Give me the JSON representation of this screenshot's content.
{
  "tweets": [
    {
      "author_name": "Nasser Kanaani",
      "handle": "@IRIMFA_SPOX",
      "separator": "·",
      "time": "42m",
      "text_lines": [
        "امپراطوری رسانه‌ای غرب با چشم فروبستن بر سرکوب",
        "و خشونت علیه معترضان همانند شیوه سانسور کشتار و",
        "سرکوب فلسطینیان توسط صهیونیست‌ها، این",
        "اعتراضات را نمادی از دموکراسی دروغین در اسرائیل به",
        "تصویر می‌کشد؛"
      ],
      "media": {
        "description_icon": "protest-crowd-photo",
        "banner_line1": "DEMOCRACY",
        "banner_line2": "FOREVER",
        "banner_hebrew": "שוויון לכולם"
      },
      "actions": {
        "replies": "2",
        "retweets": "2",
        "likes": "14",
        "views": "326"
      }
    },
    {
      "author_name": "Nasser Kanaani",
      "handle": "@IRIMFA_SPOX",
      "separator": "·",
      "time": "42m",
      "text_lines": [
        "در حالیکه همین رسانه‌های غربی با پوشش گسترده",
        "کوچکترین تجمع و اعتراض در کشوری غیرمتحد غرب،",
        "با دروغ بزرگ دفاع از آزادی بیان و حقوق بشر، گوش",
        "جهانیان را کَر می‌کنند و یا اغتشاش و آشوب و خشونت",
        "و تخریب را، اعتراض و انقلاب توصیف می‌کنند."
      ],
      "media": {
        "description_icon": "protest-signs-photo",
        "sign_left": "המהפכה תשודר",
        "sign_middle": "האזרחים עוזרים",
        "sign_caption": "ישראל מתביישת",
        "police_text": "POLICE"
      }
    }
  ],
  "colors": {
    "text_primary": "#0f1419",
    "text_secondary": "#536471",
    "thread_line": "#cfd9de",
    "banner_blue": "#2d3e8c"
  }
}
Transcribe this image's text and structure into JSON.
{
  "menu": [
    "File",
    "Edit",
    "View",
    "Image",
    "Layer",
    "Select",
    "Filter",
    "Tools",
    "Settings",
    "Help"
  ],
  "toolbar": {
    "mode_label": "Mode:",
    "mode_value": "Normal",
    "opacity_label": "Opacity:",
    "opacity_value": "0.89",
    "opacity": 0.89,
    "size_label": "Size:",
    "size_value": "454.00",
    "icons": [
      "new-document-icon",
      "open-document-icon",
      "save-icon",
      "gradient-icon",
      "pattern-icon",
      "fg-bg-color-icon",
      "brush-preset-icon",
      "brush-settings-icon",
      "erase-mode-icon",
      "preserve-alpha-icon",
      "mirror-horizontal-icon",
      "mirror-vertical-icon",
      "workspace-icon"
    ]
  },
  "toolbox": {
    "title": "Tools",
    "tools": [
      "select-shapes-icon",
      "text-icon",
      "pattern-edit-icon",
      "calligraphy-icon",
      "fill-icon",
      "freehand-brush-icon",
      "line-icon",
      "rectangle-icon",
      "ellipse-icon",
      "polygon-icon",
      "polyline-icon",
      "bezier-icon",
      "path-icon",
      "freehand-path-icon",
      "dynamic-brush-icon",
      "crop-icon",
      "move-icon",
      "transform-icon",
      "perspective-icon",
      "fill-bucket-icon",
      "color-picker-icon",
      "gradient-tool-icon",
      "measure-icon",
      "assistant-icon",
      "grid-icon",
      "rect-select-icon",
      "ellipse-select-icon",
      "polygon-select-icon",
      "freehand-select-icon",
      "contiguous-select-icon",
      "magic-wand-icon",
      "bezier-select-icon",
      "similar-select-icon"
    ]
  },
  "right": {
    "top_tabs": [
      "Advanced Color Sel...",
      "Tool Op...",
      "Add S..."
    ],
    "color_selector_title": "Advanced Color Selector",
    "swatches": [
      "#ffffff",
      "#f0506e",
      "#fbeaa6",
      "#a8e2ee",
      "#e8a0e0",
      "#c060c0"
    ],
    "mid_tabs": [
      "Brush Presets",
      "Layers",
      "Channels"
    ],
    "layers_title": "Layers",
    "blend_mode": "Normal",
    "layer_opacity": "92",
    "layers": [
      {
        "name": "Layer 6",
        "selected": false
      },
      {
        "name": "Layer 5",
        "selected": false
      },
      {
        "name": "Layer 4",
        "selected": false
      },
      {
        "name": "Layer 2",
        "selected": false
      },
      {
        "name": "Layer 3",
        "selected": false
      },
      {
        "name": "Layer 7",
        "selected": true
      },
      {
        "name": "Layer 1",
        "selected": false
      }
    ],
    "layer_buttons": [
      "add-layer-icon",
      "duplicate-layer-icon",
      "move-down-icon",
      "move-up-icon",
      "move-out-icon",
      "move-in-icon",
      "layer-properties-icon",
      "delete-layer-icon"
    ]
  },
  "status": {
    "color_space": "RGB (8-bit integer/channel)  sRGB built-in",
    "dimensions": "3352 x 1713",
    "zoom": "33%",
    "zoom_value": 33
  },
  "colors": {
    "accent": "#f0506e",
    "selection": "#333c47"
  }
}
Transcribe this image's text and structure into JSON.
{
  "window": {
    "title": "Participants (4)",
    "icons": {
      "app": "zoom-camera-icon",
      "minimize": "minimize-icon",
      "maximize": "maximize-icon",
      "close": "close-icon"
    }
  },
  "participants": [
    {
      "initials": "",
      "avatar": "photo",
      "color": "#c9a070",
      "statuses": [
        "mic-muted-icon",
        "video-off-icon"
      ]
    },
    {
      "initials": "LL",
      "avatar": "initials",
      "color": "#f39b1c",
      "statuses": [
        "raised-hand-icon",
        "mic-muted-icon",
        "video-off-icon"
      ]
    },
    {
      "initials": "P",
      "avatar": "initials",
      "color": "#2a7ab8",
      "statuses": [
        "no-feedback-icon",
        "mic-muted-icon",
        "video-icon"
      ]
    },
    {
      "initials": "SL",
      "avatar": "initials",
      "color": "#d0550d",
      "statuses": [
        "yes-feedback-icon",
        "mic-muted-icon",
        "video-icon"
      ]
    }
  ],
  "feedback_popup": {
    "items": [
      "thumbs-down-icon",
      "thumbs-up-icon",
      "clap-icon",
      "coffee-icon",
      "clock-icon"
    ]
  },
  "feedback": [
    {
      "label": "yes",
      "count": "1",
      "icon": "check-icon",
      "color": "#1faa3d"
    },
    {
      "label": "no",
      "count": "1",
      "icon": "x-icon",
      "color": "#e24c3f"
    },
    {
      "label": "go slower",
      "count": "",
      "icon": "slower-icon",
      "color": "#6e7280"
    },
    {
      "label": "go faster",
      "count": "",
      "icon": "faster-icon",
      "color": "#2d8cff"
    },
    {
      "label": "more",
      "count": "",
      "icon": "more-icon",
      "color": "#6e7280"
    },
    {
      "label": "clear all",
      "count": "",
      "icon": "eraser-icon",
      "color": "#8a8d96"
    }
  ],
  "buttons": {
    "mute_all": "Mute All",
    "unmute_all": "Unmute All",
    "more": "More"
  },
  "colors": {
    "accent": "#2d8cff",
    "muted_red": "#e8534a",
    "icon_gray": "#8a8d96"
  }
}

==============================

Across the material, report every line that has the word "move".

SOLUTION TO THE PROBLEM:
      "move-icon",
      "move-down-icon",
      "move-up-icon",
      "move-out-icon",
      "move-in-icon",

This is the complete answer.